▶ [Problem requirements]:
Copy each line of the records that includes "kind".

▶ [Provided records]:
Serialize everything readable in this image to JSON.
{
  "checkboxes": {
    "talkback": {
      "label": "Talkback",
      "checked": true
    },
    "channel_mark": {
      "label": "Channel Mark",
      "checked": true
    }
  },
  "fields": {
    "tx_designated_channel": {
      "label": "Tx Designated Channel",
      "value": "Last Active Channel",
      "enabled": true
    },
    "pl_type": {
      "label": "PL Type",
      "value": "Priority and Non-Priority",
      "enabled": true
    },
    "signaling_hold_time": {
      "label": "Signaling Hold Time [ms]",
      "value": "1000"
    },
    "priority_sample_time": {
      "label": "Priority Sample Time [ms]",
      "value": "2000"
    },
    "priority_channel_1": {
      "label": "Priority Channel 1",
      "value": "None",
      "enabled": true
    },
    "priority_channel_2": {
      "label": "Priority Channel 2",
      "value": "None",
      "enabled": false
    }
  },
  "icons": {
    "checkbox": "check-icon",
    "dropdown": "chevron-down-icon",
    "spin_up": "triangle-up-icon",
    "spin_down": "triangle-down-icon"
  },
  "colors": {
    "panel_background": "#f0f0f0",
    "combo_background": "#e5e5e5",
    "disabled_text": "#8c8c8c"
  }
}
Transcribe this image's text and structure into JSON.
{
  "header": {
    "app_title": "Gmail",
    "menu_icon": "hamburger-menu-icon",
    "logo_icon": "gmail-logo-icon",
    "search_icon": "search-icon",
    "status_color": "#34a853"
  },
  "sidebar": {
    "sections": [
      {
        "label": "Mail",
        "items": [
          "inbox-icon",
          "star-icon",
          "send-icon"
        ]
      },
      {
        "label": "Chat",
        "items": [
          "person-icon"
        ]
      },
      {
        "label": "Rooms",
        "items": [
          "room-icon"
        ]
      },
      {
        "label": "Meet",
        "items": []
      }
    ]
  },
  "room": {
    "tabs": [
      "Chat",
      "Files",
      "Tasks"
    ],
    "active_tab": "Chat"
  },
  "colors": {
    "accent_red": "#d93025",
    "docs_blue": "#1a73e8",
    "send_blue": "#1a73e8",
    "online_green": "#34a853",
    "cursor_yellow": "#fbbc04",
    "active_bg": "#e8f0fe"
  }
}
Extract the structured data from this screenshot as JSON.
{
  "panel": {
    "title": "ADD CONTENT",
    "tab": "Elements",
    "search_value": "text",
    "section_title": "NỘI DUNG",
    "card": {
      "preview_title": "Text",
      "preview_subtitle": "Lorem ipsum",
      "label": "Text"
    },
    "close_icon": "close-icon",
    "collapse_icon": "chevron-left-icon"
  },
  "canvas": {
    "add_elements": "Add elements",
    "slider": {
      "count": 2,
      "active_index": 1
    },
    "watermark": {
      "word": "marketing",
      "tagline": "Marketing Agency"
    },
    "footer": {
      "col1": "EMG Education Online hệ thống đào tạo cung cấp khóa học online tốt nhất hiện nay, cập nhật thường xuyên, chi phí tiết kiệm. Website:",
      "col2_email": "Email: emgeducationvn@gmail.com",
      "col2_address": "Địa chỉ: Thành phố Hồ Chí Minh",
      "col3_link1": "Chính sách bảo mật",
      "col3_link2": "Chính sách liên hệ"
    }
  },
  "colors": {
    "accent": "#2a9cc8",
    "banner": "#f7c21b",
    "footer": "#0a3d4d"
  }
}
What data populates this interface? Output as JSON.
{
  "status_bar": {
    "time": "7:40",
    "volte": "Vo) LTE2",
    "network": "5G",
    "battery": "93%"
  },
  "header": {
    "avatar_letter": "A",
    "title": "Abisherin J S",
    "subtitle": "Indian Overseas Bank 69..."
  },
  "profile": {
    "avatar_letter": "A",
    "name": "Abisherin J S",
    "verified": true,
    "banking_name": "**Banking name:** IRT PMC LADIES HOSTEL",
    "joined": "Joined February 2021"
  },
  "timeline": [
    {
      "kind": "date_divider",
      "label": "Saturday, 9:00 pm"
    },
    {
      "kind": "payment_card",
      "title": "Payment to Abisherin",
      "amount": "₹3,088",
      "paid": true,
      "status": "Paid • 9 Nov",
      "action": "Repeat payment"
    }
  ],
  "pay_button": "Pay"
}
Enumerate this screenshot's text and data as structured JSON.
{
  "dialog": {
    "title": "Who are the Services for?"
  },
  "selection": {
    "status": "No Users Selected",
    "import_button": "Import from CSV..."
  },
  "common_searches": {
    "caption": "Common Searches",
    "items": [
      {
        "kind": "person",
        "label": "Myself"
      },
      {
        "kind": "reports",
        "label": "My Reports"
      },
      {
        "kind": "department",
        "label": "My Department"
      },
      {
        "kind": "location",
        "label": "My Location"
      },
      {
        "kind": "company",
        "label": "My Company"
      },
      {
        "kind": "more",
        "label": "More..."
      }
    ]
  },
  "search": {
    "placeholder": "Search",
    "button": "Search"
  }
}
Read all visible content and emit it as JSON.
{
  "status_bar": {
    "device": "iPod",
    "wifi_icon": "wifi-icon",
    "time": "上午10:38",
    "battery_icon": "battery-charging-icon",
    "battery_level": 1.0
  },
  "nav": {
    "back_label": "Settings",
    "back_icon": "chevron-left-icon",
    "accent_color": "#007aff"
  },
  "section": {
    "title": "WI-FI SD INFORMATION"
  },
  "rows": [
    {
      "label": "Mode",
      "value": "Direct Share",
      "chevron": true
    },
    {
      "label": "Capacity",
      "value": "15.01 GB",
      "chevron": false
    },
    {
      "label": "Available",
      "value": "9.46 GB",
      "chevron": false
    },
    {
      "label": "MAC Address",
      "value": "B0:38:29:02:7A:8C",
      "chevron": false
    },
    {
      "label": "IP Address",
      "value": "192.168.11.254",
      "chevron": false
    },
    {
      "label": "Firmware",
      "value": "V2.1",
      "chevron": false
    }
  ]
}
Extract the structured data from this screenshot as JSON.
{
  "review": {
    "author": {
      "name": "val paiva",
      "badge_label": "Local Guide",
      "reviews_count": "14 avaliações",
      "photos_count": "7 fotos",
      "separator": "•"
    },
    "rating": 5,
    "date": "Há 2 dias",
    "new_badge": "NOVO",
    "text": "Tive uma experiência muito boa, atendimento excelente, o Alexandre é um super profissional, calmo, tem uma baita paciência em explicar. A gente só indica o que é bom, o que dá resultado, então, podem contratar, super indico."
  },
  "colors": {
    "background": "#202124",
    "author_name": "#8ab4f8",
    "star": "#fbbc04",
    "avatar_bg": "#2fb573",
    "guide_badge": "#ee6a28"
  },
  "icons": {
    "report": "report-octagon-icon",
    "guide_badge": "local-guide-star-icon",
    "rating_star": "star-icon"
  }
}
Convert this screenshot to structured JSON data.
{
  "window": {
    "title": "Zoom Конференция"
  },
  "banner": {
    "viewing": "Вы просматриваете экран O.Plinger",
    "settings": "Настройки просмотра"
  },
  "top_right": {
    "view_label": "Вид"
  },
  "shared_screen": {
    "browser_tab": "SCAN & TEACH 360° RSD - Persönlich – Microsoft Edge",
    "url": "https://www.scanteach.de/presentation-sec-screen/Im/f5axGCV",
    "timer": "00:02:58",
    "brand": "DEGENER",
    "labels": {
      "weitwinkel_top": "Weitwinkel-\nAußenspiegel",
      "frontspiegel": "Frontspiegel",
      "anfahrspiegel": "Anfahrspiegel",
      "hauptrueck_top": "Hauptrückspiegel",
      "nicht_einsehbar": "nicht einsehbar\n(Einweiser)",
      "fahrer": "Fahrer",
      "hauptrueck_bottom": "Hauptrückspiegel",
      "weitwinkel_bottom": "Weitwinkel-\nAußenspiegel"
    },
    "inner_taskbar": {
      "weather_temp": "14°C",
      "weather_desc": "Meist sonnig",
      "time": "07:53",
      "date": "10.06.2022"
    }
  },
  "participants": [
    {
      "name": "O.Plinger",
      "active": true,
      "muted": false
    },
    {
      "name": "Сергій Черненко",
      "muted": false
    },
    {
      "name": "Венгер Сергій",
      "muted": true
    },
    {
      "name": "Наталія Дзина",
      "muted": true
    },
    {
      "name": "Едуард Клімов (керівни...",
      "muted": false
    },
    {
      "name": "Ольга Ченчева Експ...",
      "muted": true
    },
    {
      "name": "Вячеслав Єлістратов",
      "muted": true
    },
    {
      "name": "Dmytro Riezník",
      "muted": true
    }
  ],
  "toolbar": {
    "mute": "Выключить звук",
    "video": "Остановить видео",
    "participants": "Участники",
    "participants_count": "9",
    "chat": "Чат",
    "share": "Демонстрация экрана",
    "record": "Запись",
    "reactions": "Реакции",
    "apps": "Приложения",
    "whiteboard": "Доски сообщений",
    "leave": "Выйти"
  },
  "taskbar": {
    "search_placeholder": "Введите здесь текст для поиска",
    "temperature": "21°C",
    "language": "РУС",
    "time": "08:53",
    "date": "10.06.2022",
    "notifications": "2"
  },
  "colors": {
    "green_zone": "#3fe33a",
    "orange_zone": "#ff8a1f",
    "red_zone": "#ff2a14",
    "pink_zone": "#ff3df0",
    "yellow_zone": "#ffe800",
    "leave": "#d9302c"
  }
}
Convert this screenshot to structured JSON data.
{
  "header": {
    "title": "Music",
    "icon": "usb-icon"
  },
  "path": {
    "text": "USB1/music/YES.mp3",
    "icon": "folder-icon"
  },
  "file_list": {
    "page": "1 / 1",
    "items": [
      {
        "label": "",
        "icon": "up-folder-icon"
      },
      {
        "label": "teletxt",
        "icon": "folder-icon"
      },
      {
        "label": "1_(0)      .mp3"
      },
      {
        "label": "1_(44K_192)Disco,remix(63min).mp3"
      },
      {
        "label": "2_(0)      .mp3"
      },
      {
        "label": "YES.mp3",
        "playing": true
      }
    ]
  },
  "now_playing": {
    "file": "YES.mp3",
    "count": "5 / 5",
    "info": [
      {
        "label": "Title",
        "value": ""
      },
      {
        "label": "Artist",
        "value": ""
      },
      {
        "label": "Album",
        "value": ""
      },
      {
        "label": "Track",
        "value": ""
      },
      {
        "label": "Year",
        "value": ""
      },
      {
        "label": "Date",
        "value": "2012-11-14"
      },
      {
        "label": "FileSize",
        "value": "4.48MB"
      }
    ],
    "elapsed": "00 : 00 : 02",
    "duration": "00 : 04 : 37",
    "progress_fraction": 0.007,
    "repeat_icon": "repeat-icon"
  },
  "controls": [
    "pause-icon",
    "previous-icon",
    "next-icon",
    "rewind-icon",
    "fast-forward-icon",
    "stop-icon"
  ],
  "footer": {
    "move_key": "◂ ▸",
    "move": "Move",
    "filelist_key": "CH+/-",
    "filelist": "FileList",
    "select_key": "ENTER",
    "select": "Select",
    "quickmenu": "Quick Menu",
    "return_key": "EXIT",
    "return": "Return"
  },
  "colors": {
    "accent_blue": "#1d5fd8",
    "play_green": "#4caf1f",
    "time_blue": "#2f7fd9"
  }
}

▶ [Task output]:
      "kind": "date_divider",
      "kind": "payment_card",
        "kind": "person",
        "kind": "reports",
        "kind": "department",
        "kind": "location",
        "kind": "company",
        "kind": "more",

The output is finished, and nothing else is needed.